▶ [Input data]
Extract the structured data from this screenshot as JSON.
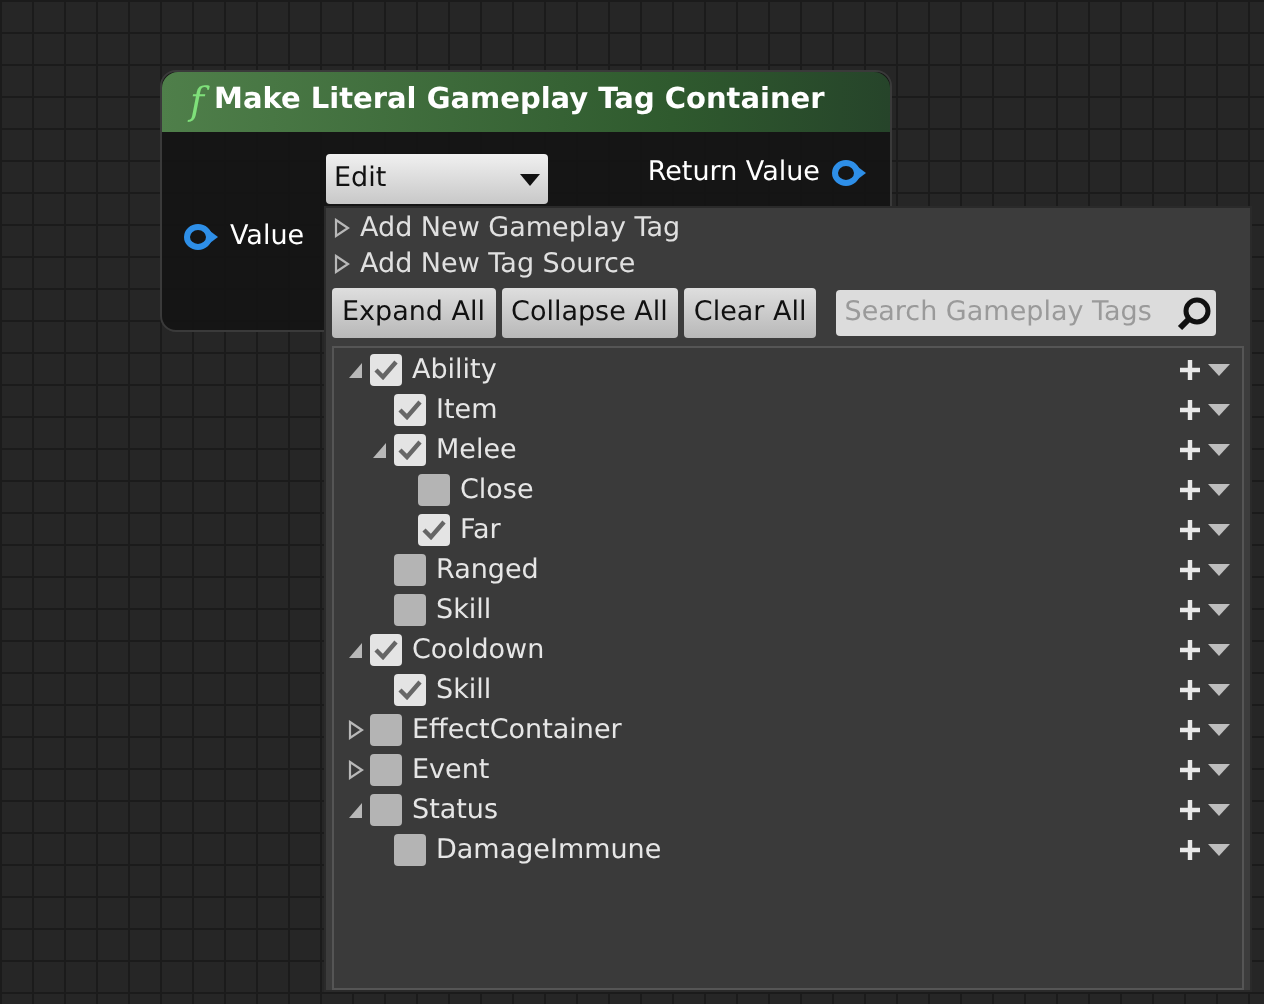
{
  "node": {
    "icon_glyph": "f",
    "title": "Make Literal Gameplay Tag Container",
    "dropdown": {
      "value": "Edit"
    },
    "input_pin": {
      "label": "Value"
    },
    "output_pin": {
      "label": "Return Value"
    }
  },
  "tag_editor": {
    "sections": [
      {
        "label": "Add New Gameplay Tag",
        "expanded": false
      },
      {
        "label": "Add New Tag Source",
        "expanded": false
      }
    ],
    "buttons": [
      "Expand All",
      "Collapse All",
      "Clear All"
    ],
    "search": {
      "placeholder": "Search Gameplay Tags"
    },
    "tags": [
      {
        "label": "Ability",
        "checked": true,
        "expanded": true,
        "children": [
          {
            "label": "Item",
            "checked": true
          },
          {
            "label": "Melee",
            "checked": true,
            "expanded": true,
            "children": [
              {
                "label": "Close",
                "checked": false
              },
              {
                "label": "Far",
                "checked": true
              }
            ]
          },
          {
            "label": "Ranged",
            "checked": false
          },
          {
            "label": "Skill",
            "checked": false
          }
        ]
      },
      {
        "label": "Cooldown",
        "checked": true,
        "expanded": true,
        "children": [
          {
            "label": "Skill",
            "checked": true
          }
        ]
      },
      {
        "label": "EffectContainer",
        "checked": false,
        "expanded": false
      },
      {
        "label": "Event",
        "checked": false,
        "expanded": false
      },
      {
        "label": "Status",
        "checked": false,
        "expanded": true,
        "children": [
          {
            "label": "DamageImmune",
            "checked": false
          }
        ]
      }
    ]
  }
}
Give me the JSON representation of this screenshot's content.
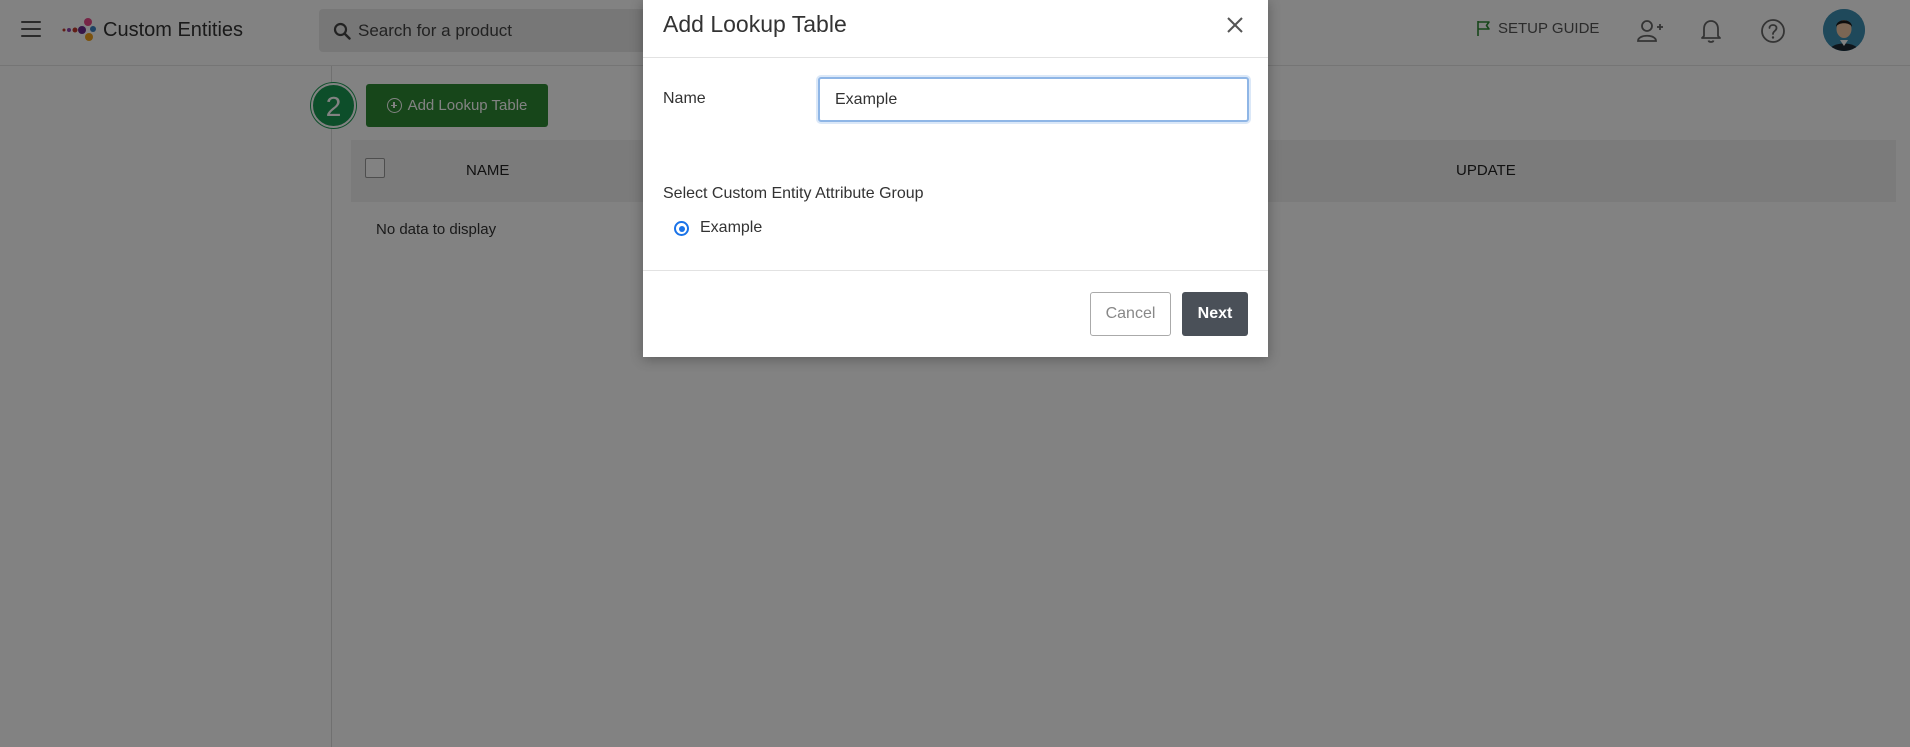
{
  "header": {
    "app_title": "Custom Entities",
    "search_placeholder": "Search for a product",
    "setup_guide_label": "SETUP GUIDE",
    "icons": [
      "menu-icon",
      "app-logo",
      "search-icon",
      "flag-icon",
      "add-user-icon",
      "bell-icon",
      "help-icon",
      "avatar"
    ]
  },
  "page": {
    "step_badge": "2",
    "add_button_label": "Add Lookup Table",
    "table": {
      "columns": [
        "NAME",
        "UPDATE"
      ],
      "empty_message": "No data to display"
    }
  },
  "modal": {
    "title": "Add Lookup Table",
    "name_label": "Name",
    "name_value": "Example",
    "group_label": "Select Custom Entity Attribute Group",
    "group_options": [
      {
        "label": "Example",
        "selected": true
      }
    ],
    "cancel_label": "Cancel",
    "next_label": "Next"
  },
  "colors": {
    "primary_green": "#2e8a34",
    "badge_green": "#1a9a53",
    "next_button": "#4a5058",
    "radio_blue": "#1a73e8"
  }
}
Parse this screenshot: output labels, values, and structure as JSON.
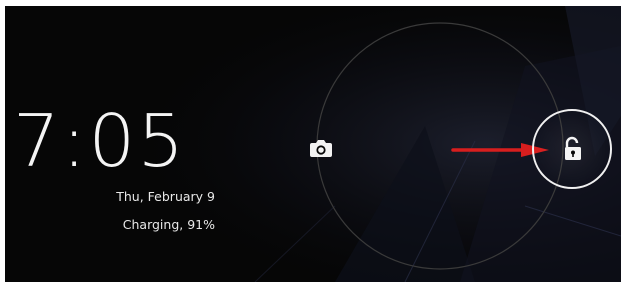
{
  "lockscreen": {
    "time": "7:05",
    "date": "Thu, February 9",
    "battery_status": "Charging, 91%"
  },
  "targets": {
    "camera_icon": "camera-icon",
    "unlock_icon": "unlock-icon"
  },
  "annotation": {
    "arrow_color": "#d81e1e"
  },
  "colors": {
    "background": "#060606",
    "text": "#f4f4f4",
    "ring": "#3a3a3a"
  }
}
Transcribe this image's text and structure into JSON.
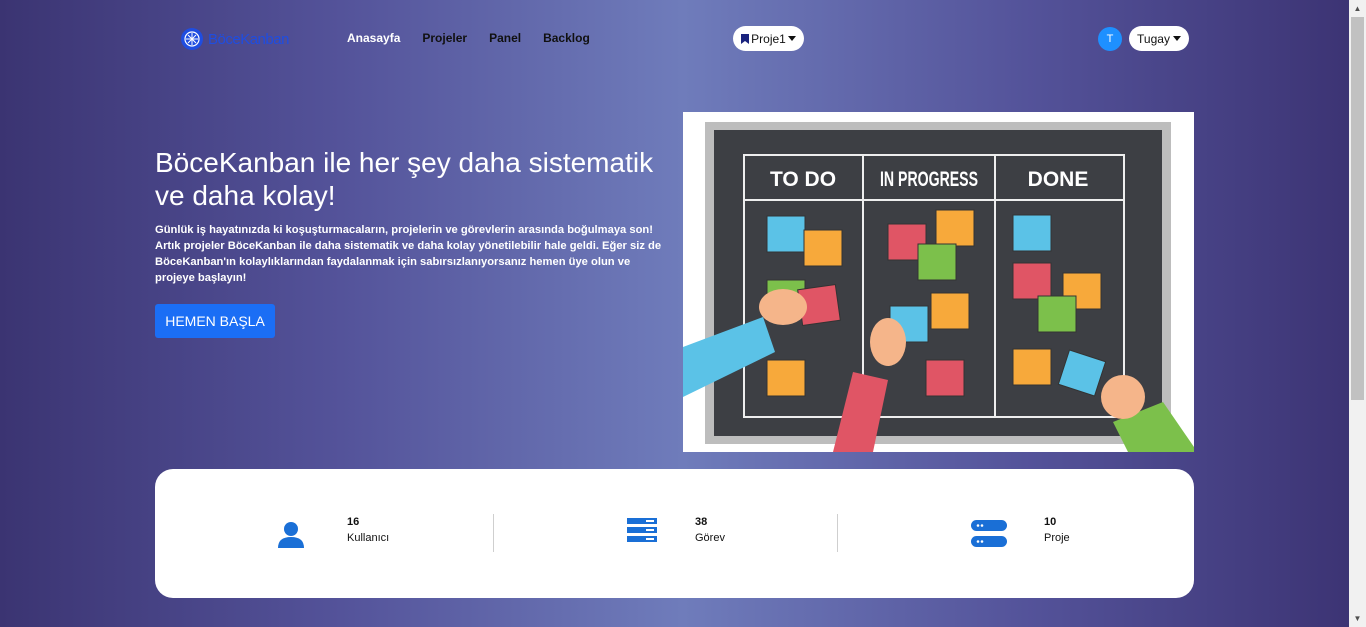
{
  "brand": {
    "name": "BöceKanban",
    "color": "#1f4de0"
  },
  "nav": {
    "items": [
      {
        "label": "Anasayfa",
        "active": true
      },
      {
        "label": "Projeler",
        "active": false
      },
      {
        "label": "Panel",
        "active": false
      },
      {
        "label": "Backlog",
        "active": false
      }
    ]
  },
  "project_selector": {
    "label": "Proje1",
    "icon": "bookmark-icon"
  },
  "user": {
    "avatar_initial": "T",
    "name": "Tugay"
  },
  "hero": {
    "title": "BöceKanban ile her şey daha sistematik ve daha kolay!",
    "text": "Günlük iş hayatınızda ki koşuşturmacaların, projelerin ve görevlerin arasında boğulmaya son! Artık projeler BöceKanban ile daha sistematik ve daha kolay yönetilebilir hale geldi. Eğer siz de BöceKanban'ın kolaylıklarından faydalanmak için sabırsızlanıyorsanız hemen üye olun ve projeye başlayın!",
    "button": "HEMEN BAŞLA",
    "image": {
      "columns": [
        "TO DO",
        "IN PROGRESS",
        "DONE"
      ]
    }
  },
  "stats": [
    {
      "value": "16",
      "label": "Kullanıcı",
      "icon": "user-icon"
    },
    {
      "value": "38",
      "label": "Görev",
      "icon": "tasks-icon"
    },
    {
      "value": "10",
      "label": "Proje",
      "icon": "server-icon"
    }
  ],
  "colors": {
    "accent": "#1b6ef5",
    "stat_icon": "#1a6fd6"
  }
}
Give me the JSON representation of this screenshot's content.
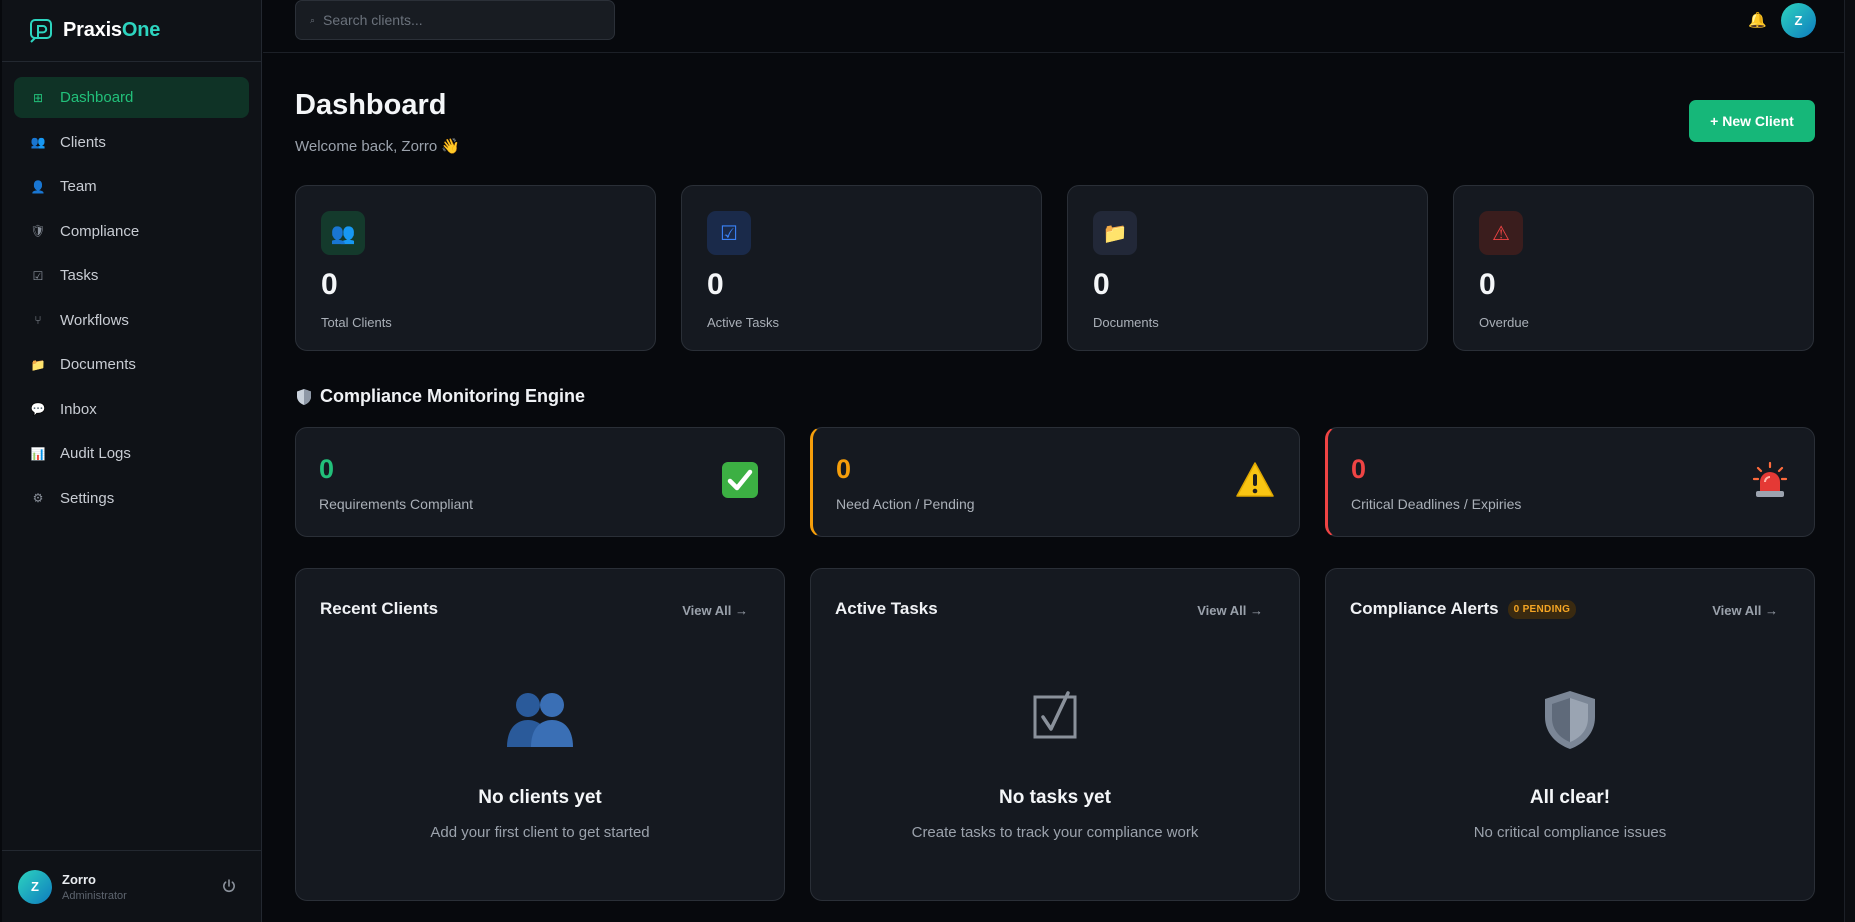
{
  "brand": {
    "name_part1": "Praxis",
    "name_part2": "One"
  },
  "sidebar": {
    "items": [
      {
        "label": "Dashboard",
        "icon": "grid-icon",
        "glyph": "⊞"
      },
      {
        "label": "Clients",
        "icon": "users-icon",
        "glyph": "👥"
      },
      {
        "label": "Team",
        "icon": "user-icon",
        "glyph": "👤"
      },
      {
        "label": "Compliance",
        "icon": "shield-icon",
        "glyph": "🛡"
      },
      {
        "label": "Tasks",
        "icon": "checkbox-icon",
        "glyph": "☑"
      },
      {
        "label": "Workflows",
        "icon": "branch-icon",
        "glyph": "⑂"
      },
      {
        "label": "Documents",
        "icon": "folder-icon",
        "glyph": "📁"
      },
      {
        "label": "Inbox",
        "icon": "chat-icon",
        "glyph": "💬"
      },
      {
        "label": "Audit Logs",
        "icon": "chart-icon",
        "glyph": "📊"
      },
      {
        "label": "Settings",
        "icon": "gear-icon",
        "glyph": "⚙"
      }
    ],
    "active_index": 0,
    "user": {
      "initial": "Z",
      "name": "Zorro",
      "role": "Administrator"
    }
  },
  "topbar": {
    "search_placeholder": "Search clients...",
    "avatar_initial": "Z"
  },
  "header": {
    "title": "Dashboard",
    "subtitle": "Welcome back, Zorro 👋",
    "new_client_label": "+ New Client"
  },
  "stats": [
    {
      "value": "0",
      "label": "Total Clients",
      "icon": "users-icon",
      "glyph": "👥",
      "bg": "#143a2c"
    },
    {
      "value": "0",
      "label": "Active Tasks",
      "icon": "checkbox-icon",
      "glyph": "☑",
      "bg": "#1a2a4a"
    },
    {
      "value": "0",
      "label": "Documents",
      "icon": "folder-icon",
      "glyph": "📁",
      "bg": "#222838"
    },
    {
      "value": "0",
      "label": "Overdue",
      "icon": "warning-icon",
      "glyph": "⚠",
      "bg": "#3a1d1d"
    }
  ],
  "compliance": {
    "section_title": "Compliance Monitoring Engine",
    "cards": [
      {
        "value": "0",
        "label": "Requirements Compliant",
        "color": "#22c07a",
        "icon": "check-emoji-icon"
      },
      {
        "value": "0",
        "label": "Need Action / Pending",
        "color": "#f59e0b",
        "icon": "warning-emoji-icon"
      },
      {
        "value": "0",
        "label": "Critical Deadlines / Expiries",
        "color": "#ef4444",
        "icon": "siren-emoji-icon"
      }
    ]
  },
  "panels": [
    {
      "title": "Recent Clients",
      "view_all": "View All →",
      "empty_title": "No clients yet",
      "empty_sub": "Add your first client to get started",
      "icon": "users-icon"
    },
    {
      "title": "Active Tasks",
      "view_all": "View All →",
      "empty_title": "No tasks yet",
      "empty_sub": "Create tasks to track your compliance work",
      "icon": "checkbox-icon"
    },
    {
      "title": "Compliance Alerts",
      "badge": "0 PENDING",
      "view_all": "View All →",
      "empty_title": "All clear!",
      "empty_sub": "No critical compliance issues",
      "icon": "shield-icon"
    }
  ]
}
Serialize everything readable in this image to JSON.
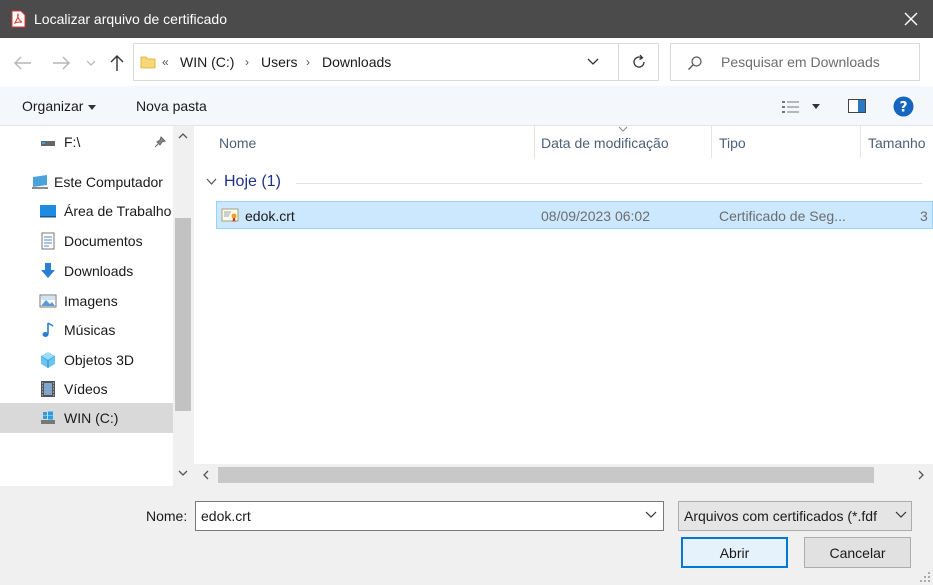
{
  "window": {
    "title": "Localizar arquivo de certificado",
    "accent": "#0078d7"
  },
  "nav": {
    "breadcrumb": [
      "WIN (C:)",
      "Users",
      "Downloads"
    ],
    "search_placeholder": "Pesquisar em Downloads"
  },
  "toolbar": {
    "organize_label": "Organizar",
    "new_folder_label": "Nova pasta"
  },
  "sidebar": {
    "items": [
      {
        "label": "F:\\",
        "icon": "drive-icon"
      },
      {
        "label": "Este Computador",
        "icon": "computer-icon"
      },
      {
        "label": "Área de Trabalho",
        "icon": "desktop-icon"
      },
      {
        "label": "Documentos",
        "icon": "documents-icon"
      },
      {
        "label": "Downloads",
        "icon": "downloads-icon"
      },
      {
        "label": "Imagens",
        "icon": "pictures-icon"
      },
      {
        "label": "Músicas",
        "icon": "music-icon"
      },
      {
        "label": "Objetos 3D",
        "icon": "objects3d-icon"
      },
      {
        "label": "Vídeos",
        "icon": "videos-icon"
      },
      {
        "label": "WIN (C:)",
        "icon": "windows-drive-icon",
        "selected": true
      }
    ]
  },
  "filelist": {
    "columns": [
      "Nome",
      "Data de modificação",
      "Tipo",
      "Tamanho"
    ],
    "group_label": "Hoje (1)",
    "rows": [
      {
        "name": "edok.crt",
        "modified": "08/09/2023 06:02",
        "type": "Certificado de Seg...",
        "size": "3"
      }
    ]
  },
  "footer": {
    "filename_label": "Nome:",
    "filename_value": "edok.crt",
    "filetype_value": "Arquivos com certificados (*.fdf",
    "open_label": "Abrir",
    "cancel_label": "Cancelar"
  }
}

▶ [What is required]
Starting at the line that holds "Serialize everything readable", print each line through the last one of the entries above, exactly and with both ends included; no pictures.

▶ [Solution]
Serialize everything readable in this image to JSON.
{
  "window": {
    "title": "Localizar arquivo de certificado",
    "accent": "#0078d7"
  },
  "nav": {
    "breadcrumb": [
      "WIN (C:)",
      "Users",
      "Downloads"
    ],
    "search_placeholder": "Pesquisar em Downloads"
  },
  "toolbar": {
    "organize_label": "Organizar",
    "new_folder_label": "Nova pasta"
  },
  "sidebar": {
    "items": [
      {
        "label": "F:\\",
        "icon": "drive-icon"
      },
      {
        "label": "Este Computador",
        "icon": "computer-icon"
      },
      {
        "label": "Área de Trabalho",
        "icon": "desktop-icon"
      },
      {
        "label": "Documentos",
        "icon": "documents-icon"
      },
      {
        "label": "Downloads",
        "icon": "downloads-icon"
      },
      {
        "label": "Imagens",
        "icon": "pictures-icon"
      },
      {
        "label": "Músicas",
        "icon": "music-icon"
      },
      {
        "label": "Objetos 3D",
        "icon": "objects3d-icon"
      },
      {
        "label": "Vídeos",
        "icon": "videos-icon"
      },
      {
        "label": "WIN (C:)",
        "icon": "windows-drive-icon",
        "selected": true
      }
    ]
  },
  "filelist": {
    "columns": [
      "Nome",
      "Data de modificação",
      "Tipo",
      "Tamanho"
    ],
    "group_label": "Hoje (1)",
    "rows": [
      {
        "name": "edok.crt",
        "modified": "08/09/2023 06:02",
        "type": "Certificado de Seg...",
        "size": "3"
      }
    ]
  },
  "footer": {
    "filename_label": "Nome:",
    "filename_value": "edok.crt",
    "filetype_value": "Arquivos com certificados (*.fdf",
    "open_label": "Abrir",
    "cancel_label": "Cancelar"
  }
}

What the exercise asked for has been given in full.